Of interest to readers of this site, though, we’re told in item number twenty-five of Lombardi’s list that “the modern man has no use for a gun. He doesn’t own one, and he never will.”  But does owning or not owning a firearm define a man?

That’s a question that really has no answer, since we live in an age when each one of us has extraordinary choice about the shape our lives will take.  We aren’t limited to a small set of stereotyped male roles, anymore.  Yes, the uncertainty about how masculinity is defined causes some people distress, but that needn’t be the case.  In fact, what makes more sense is to say that outside of the field of biology, we don’t really need a normative definition for “masculinity.”  If Lombardi believes that owning a gun isn’t something he should or would ever do, that’s his choice, and I’ll leave him to it.  If he insists that a “modern man” has no use for a gun, that’s his opinion, and while I won’t adopt that into my own beliefs, he’s entitled to retain it in his.  This is the essence of freedom, the freedom that we each get to decide for ourselves who we will be.

The only problem arises if Lombardi or those who agree with him attempt to enforce their vision on the rest of us.  But that’s not much of a problem, since anyone who finds himself described by the twenty-seven ways of fitting into modern manhood isn’t likely ever to be a serious threat to me.

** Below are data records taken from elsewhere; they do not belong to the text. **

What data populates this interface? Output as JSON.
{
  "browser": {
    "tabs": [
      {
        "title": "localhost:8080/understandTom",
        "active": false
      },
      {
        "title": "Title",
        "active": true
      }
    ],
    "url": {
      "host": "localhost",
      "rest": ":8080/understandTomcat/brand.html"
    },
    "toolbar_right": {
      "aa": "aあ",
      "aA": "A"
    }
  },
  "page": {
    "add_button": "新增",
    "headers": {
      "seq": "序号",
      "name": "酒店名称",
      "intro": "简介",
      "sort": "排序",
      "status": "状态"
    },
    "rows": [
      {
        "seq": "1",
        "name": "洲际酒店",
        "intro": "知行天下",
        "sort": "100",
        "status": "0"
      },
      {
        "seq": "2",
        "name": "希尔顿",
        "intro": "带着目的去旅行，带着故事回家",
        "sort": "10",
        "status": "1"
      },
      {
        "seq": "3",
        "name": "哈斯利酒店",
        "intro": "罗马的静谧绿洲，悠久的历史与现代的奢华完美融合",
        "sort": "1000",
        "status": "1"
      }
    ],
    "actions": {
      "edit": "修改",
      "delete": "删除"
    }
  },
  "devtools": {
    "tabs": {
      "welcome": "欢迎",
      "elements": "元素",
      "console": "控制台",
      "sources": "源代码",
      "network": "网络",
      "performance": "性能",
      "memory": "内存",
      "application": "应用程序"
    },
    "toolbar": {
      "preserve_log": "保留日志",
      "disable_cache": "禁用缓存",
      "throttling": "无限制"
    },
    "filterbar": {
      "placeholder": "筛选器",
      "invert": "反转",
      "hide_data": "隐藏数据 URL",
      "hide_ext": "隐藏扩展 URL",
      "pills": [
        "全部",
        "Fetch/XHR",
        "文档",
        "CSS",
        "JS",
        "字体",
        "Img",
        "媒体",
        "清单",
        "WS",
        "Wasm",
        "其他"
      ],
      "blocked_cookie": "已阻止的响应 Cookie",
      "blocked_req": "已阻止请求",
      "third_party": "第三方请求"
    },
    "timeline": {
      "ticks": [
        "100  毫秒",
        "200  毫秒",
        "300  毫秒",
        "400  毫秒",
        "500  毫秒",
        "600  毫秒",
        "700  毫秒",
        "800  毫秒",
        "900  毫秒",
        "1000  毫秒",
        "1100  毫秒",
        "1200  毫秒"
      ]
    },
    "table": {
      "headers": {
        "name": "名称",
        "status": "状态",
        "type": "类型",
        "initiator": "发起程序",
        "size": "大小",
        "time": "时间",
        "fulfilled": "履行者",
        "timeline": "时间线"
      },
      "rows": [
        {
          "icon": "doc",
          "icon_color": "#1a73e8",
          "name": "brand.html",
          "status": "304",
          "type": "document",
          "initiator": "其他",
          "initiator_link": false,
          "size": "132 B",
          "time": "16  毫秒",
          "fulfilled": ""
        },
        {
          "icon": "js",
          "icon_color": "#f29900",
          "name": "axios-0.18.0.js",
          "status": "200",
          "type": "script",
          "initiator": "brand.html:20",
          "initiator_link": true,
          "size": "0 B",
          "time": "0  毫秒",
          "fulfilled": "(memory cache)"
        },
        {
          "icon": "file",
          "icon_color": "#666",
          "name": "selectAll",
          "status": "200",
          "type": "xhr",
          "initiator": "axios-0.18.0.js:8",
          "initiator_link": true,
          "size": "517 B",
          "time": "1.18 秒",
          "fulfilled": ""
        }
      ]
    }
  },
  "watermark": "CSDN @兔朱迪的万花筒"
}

The views and opinions expressed in this post are those of the author’s and do not necessarily reflect the position of Guns.com.